Where some claim Roger Goodell’s incompetency led to the botching of the Ray Rice situation, others believe Goodell actually knew the gravity of the situation but engaged in a cover up after the fact. Similarly, Hillary Clinton’s questionable decisions leading up to the Benghazi attack are only rivaled by her decisions in the aftermath. Several weeks ago, Raymond Maxwell, a former State Department deputy assistant secretary, claims to have walked in on Clinton aides scrubbing documents that could be damaging to the 2016 presidential frontrunner before handing them over to the Accountability Review Board. Additionally, Maxwell seems to have been scapegoated for lapses in security leading up the attacks that he asserts were actually due to higher-up officials.

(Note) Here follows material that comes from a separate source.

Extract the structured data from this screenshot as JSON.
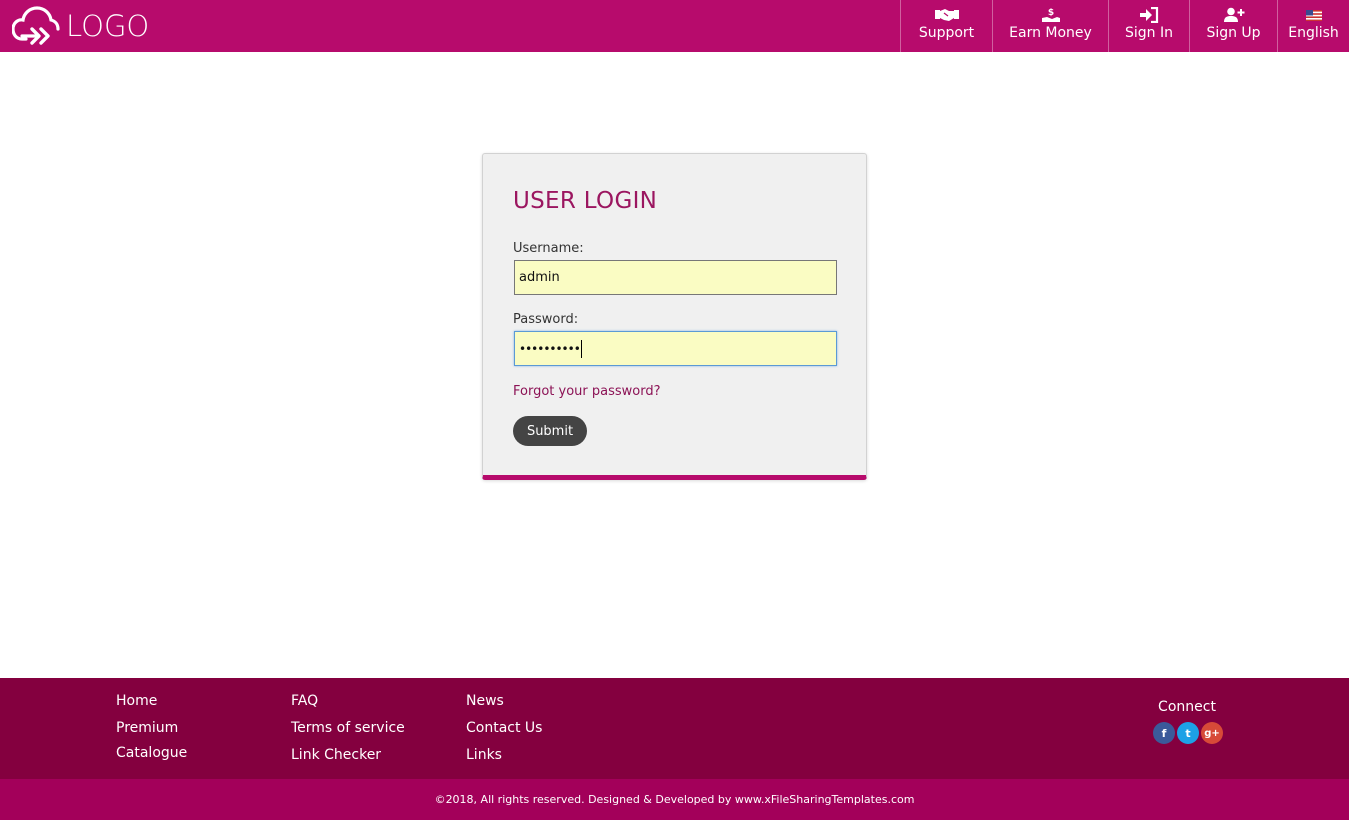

The similarities between Goodell and Clinton end at the public’s reaction. For Goodell, some believe he was grossly negligent and inept in handling the Ray Rice situation. Others hold that Goodell was fully capable yet covered his tracks once he realized the punishment administered by him did not fit the crime. Regardless of which (if not both, to some extent) is actually the case, these seem to be the only reasonable explanations, and, as a result, many have clamored for Goodell’s resignation.
Likewise, Clinton displayed inexplicable decision making leading up to the attack that killed four Americans. For those who hold Clinton’s incompetency did not lead to this attack, there is still a substantial belief that the former Secretary of State is covering her tracks for some sort of damaging evidence. Like Goodell, the only logical way to analyze Clinton’s role in this attack comes back to either an improper handling of the situation itself or a cover up in its aftermath. However, when it comes to the killing of four Americans, as opposed to an admittedly horrific instance of domestic violence, the attitude of many reflects the famous words of Hillary Clinton who howled in front of a Senate Foreign Relations Committee hearing, “What difference, at this point, does it make?”
While those on the left point to rehashing the Benghazi attack as political posturing, probing this issue is much bigger than that. As the House Select Committee on Benghazi kicks off their hearings, it is crucial for the American people to have some answers as to why four of their fellow citizens were killed—particularly if the person responsible intends to become our Commander-in-chief. When Goodell’s mishandling of a situation came to light, people were calling for his job. When a U.S. Ambassador and three others died under Clinton’s watch as Secretary of State, the public seemed to move right along. Maybe Hillary’s incompetency led to security lapses. Perhaps she orchestrated a cover up of the situation. Regardless, there seems to still be a lot of unanswered questions. Where there is smoke, there is fire, and it is about time the public held Hillary Clinton’s feet to the fire.
[Image Credit: http://blogs.wsj.com/washwire/2013/01/23/text-of-hillary-clintons-senate-testimony-on-benghazi/]